* [Exercise directions]:
Where the word "device" shows up in the entries below, please copy the whole line.

* [Material provided]:
◆ ◆ ◆ ◆ ◆ ◆ ◆

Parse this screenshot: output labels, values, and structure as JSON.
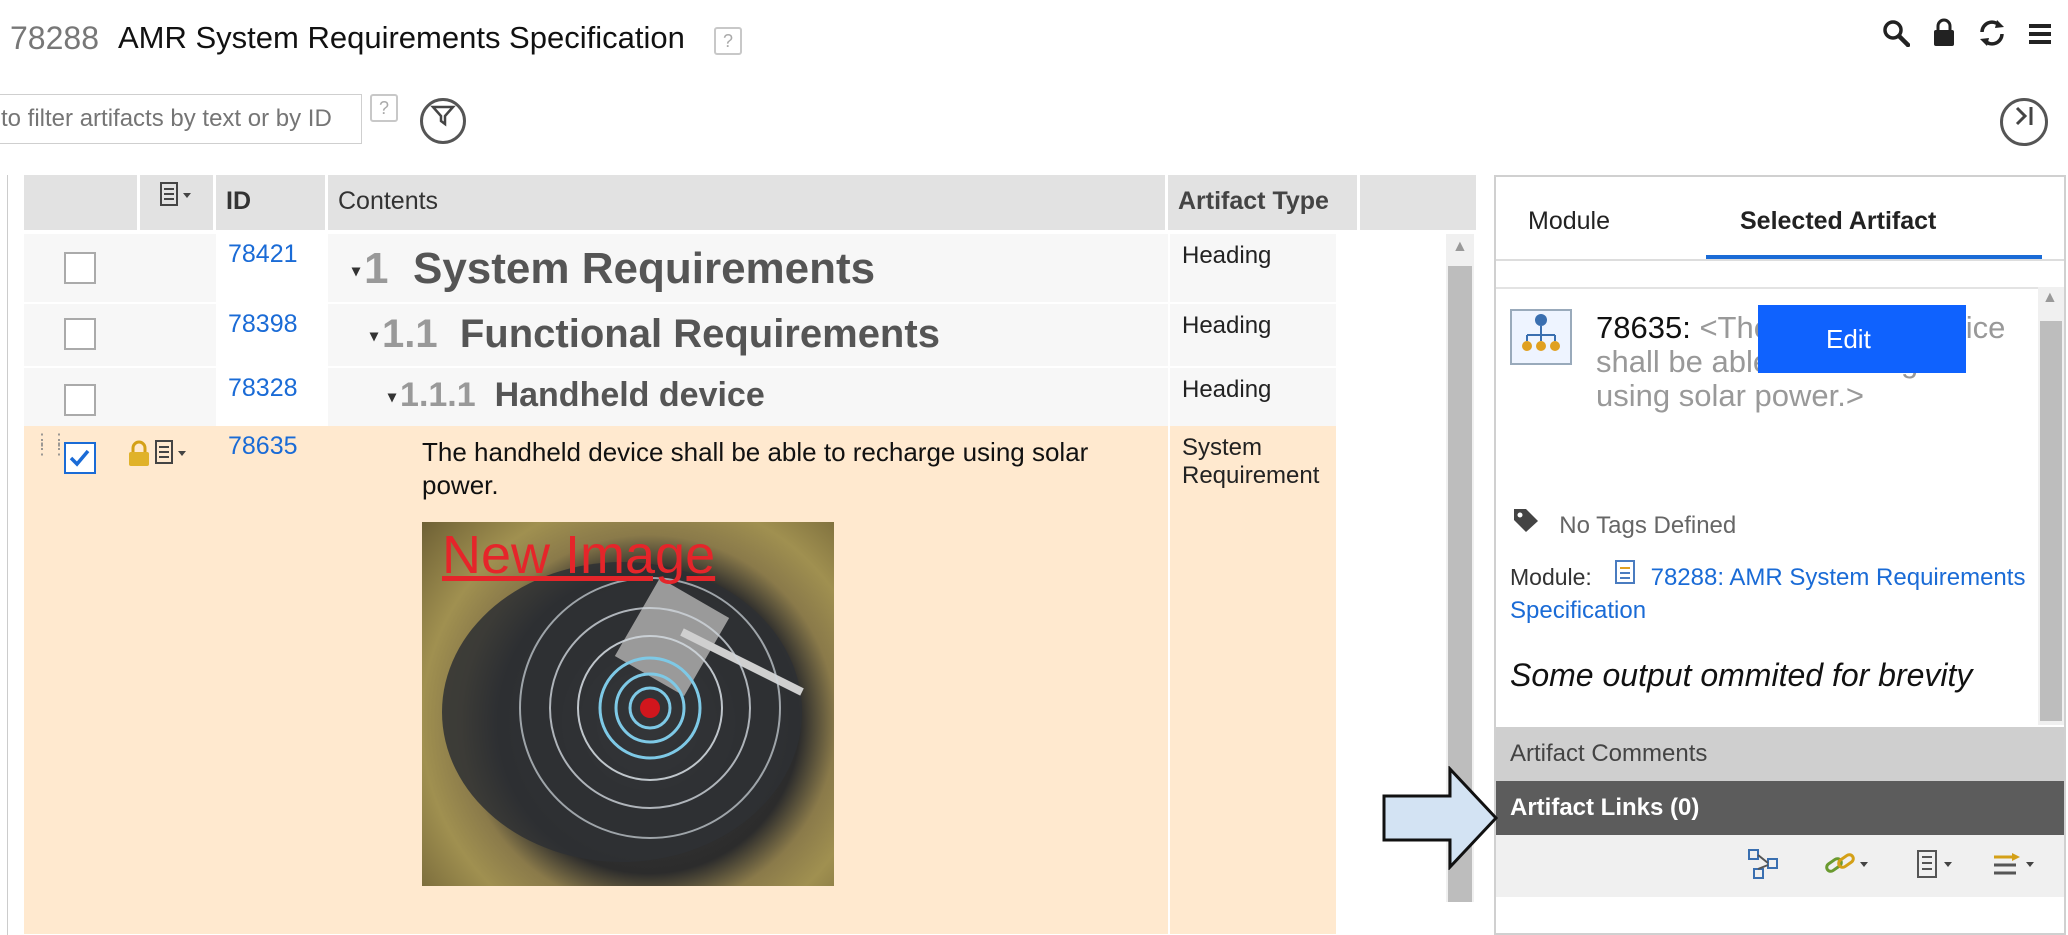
{
  "header": {
    "module_id": "78288",
    "module_title": "AMR System Requirements Specification",
    "help_glyph": "?",
    "icons": [
      "search-icon",
      "lock-icon",
      "refresh-icon",
      "menu-icon"
    ]
  },
  "filter": {
    "placeholder": "to filter artifacts by text or by ID",
    "help_glyph": "?"
  },
  "grid": {
    "columns": {
      "id": "ID",
      "contents": "Contents",
      "artifact_type": "Artifact Type"
    },
    "rows": [
      {
        "id": "78421",
        "number": "1",
        "title": "System Requirements",
        "type": "Heading"
      },
      {
        "id": "78398",
        "number": "1.1",
        "title": "Functional Requirements",
        "type": "Heading"
      },
      {
        "id": "78328",
        "number": "1.1.1",
        "title": "Handheld device",
        "type": "Heading"
      },
      {
        "id": "78635",
        "text": "The handheld device shall be able to recharge using solar power.",
        "type": "System Requirement",
        "image_caption": "New Image",
        "selected": true,
        "locked": true
      }
    ]
  },
  "panel": {
    "tabs": [
      "Module",
      "Selected Artifact"
    ],
    "active_tab": "Selected Artifact",
    "artifact": {
      "id": "78635:",
      "summary": "<The handheld device shall be able to recharge using solar power.>",
      "edit_label": "Edit"
    },
    "tags": "No Tags Defined",
    "module_label": "Module:",
    "module_link": "78288: AMR System Requirements Specification",
    "omitted_note": "Some output ommited for brevity",
    "comments_label": "Artifact Comments",
    "links_label": "Artifact Links (0)"
  },
  "colors": {
    "selected_row": "#ffe9cf",
    "link": "#1a6bd6",
    "edit_button": "#0f62fe",
    "links_bar": "#5c5c5c",
    "new_image_text": "#e5252a",
    "arrow_fill": "#d3e3f3"
  }
}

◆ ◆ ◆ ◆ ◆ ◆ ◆

* [Output for this exercise]:
        "title": "Handheld device",
        "text": "The handheld device shall be able to recharge using solar power.",
      "summary": "<The handheld device shall be able to recharge using solar power.>",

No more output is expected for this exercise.